The Bible has much more to say on divorce and remarriage than it does on homosexuality. Ignoring the vexed question about what exactly the Bible does say about homosexuality (and the assumption implicit in the idea of “what the Bible says“, namely that the Bible is a unitary document which is to be read in the way evangelicals do), the New Testament statements on divorce are clearly and directly against both divorce and marrying a divorcee. Jesus describes the latter as adultery in all of the synoptic gospels. St Paul explicitly states that divorcees must not remarry.
There are a couple of exceptions to the rule: sexual malpractice of some kind (the Greek word which the New International Version translates as “marital unfaithfulness” here, and “sexual immorality” elsewhere, usually rendered “fornication” in the King James Version) and the case where a Christian has an unbelieving spouse and that spouse deserts the believer.
Nevertheless, my impression is that evangelical churches are more willing to re-marry divorcees (whether or not they would be subject to the exceptions mentioned above) than, say, Catholics are, while at the same time being steadfastly against gay marriage. I’ve been asking an evangelical about this on uk.religion.christian, after he made a statement which seemed to confirm my impression. He’s said some good things about repentance and forgiveness in regard to divorce, but hasn’t yet addressed the point that the second marriage itself is described as sinful by the Bible, so it’s hard to see how one can repent of a sin while one is doing it.

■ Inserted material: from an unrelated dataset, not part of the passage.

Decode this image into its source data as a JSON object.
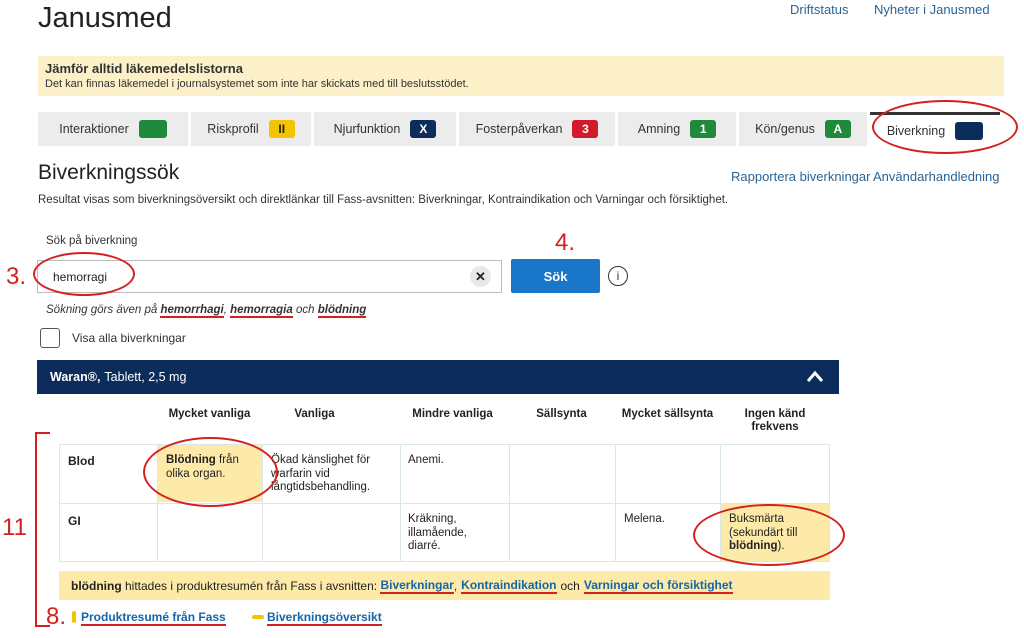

I think these churches are doing the right thing in letting compassion overrule “what the Bible says”, of course, but once you’ve done that, why not do it for the gays too? The reason why they don’t do that is, I cynically suspect, because they know what their members want: there are a lot more straight divorcees than there are gay people wanting to get married. As St Jack of Lewis pointed out, it’s very easy to condemn a sin to which you feel no particular temptation.